→ TASK INSTRUCTIONS
Copy whichever lines of the data hold the word "What".

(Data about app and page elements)
◆ ◆ ◆ ◆
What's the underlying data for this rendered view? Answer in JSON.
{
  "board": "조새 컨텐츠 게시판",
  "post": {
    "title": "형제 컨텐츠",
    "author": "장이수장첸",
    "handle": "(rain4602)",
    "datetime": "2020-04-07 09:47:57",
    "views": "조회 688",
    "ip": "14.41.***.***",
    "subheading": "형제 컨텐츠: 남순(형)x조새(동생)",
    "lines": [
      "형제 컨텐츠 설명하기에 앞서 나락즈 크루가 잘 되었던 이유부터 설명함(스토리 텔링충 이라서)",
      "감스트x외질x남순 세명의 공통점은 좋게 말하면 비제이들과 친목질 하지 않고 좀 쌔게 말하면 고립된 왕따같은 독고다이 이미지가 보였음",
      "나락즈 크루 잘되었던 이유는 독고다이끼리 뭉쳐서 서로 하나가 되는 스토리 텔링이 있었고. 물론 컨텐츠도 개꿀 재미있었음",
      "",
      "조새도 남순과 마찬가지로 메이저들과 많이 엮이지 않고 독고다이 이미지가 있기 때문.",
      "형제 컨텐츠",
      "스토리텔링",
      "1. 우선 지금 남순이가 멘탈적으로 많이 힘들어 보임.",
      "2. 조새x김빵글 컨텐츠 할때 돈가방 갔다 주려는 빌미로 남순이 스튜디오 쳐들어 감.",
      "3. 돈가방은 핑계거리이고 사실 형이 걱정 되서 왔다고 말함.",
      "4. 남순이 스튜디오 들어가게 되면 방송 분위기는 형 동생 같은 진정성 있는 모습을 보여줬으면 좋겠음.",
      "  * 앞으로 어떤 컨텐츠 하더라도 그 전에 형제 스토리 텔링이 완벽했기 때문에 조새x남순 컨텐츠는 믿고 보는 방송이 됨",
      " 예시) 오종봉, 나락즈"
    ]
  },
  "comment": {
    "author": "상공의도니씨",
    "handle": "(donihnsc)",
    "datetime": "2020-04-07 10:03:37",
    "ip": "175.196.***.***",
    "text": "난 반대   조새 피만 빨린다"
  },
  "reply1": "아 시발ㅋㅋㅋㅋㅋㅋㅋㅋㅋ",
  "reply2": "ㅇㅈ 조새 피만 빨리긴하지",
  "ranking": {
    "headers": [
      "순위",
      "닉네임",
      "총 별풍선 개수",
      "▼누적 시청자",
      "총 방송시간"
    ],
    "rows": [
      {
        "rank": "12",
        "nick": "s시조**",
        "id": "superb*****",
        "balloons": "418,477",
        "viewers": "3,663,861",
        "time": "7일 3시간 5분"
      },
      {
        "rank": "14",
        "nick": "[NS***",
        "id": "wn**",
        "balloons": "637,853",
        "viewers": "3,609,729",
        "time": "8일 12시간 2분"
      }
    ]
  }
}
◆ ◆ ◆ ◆
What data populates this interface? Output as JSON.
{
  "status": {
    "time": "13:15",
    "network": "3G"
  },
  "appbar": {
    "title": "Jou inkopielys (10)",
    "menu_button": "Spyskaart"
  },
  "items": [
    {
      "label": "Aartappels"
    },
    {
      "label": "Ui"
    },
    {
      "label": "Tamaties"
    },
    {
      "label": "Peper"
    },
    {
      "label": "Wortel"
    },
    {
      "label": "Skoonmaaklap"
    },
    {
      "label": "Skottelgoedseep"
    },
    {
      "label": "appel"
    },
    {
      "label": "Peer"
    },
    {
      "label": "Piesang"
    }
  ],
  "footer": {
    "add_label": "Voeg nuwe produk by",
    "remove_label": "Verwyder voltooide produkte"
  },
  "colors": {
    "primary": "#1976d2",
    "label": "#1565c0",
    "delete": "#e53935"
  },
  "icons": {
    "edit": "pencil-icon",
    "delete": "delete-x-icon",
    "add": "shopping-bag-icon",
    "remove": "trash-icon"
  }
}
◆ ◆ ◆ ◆
→ FINISHED TASK
What's the underlying data for this rendered view? Answer in JSON.
What data populates this interface? Output as JSON.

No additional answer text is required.